So. I get my hair cut in Seattle. There's a true confession! I don't tell anyone because the few times I have tested the waters with this disclosure, mentioning casually over dinner that I go to Seattle every 6 weeks to visit Anthony, to receive absolution and indulgences, the response is something like, or exactly like, this: you are such a Prima Donna!
And that may be true. I'll have to think about that sometime. But I doubt being seen as a self-indulgent and narcissistic will deter me. The experience is far too nourishing. Yesterday, in a fit of utter hedonistic abandon, I had my fingers and toes groomed and painted, too. They assure me this act is entirely legal in the state of Washington but it feels so good, is so fine, and is so completely decadent, how could it possibly be legal? As I write, my fingertips flash with gleaming tips of ebony, soothing my soul yet stirring little tiny sparks within me that crackle and sparkle in the wake of my keyboard.
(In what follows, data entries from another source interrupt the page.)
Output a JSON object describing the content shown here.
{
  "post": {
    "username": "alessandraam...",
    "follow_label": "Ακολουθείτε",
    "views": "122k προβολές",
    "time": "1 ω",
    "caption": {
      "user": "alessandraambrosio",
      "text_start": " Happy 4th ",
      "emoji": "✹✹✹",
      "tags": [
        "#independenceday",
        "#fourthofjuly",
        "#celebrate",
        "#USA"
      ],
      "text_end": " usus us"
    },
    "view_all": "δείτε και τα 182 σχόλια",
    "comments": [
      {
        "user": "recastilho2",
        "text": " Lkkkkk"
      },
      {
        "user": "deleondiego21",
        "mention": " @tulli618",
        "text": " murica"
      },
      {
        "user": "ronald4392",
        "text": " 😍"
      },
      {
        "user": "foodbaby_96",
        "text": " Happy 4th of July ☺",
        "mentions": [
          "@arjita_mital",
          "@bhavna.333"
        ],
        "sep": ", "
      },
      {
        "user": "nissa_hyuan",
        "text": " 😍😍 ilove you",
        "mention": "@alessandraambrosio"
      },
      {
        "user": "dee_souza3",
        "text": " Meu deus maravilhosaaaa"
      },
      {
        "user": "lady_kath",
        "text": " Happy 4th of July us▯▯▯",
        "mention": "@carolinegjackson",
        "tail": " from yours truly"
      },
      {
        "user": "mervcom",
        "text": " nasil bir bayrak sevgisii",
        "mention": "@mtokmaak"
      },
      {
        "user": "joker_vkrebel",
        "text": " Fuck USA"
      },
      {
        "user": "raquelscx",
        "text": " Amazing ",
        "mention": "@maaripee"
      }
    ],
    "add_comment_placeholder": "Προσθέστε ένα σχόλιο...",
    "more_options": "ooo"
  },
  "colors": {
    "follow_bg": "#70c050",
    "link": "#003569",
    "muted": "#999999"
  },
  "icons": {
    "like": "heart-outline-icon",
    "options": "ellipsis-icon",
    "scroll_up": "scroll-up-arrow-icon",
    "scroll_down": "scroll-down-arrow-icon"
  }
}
Anthony the hairdresser and his colleagues seek, find, and sort out some of my higher, heart felt, fondest, and most secret of expressions. Wasn't there a show tune about this? Doris Day? I Enjoy Being a Girl.
Women never painted in the Renaissance; they did not decorate the Pharaoh's tombs nor were they allowed to sculpt the angels for the great bridges in Europe. Women necessarily moved to other forms of expression early on; their home, their hobbies, certainly their children and some, themselves. Their jewelry, their shoes, their colors and their make up all became channels through which they expressed their fondest beliefs about the beauty around them, about what happened today, about what they want or what they are hoping for tomorrow. Hair and nails and clothes? It's all expression. They are just trying to have a word with you.
And just as Ben Franklin and Thomas Jefferson and all the other American patriots who crafted the White Paper behind the US of A would assert, you cannot deny anyone their expression; politically or but especially otherwise. You cannot deny a woman her expression and her thoughts about the glory of the universe and of life around her because it's just not American. (Please insert the tiniest of winks here.) So be careful when you start throwing that Prima Donna stuff around. And thus with perfectly cut, smooth shiny hair and silky fingers and toes, I adjourned to Pike Street and set out to walk that eternal flame of unconditional love and understanding, the market. Can't we understand much of everything about a people and where they live by what they are selling and buying at the market?
I have never been to a market anywhere in the world where I have not gained a higher and better appreciation for people and how they really live and what they have to do each day in their life in that community. The market knows all and tells all. I recall the Muslim women in the south of France on a hot summer's day, studiously examining the frilly, fussy, lacy, gaudy-colored lingerie--they in their dark, large head scarves and chin to toes woolen chadors and dresses. I remember, distinctly, the tiny, tiny wizened Vietnamese woman who had split rice sacks in two, sewn on handles and stood at the market in Dalat selling her rice sack shopping bags, for 11 cents USD; the market in Moscow, Russia with thousands of cheap replicas of Soviet military uniforms and gear, obviously mass-produced in China. And the market in Hilo, Hawaii where the Japanese sell exotic fruits they grow in their back yards; the handfuls of violets for sale at the market in Notting Hill in London....
I prowled along First Street in that bad ass car of mine, looking for a parking place, the moon roof gliding open to the effervescent Seattle sky just as Spencer Davis rocked the car's sound system with Gimme Some Lovin'. I turned into the market at the brass pig and waited while the Asian tourists in front of me driving a mini-van with Florida plates sorted an entire family out and back in the van again; then crept along, resuming my search for a parking place, stopping dead in the middle of the street for the jaywalking artist who jumped off the curb into the fray of the Pike Street Market, scurrying across the scree of comings and goings to his stall lugging canvases and easels. It was worth it because as he touched down on the opposite curb, he turned and flashed me an over-the-shoulder smile, mouthing a little tiny 'thanks'. I found my spot St. Anthony does it again! got out of the car and walked in the perfect 63 degree Seattle air, cool and frothy. Wearing flip flops.
I never wear flip flips in public. Just don't do it. But on this day, at least for one time I had something to say, and on this perfect morning, this peridot of all mornings, I was going to say it.
The 'Kan EWA